Any areas of the system that are not in regular use are at highest risk of collecting stagnant water and creating the conditions where Legionella can breed. In a hospital environment, this could include bathrooms at the end of corridors, in outpatient units or areas of the hospital that have been closed to patients for refurbishment, for example. There is also a risk that danger zones could be built into the pipework system as part of a remodelling project that involves changes or additions to plumbing services. In this scenario, changes to the configuration of the pipework could result in ‘dead-ends’ (redundant sections of the pipework that remain in place despite the fact that they are capped off so water no longer flushes through), or ‘dead-legs’ (places on the end of the pipework network that are seldom used), both of which are at higher risk of stagnant water and Legionella growth.
Better by design
For any hospital building services refurbishment the first consideration should be specification of the pipe to reduce the risk of Legionella growth on the network. By switching from traditional copper piping to MLC (multi-layer composite) pipe or PE-X polyethylene pipe, the specifier can eliminate the risk of calcification and ensure a smoother internal surface to enable better water flow on the network. Some common joint methods on copper piping can provide small crevices that can harbour bio-films and bacterial growth, whereas MLC and PE-X pipe systems that seal on the inside bore provide a smooth marriage of the pipe and fitting and a more hygienic connection. This simple change in specification can remove some of the conditions that support Legionella growth.
The configuration of the pipework is also essential as this can ensure that dead-ends and dead-legs on the system are eliminated, even if the installation involves parts of the network that will not be in daily usage. The traditional ‘tee’ installation uses fewer lengths of pipe and more tee connections to direct water flow specifically and only to the water outlet activated by the user. This approach can help to maximise water pressure, improve speed of delivery of hot water to the point of use and reduce water consumption but it also allows potential dead-legs on the system by failing to flush water through any pipework for services that are not in use. As a result, a tee configuration can potentially allow stagnant water to accumulate, creating a risk of Legionella on the network.
Conversely, a ‘serial’ installation can avoid dead-legs on the network provided that the most frequently used water outlet – usually the toilet in a standard a bathroom – is placed as the final item on the network. Where this is the case, water regularly flushes through the pipe to reach the frequently used service, flushing away the potential for stagnant water and the Legionella it might harbour in the process. From a cost perspective, it may appear less attractive than a tee pipework design but, while it uses more pipe, it requires fewer connections, making it faster and less expensive to install as well as reducing Legionella risk.

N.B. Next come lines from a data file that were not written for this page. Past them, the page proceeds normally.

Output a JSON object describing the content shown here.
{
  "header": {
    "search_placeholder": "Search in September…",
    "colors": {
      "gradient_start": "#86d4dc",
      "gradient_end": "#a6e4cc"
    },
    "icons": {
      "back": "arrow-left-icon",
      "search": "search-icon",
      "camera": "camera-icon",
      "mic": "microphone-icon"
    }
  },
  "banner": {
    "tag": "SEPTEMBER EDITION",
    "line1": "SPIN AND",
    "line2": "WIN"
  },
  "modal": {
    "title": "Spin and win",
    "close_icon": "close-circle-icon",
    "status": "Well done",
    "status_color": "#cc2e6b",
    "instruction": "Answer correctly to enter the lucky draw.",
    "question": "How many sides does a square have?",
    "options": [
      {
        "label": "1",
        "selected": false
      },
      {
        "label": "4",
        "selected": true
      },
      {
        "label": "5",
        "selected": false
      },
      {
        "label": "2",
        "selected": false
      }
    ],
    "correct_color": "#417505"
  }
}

The most effective pipework configuration of all for avoiding stagnant water on the system and mitigating Legionella risk is a loop installation. Used commonly in Scandinavia and Germany, where Legionnaires’ disease is more closely monitored, a loop installation connects a small set of services and flushes water through the whole local pipe network every time any water outlet on the system is activated, flushing all pipes regardless of where the water is used. It requires fewer connections and fittings and enables excellent water pressure and speed of hot water delivery whilst completely eliminating dead-legs.
Legionella will always remain a risk that requires vigilance and monitoring. However, with best practice management regimes and improved installation design and specification, the risk can be significantly reduced.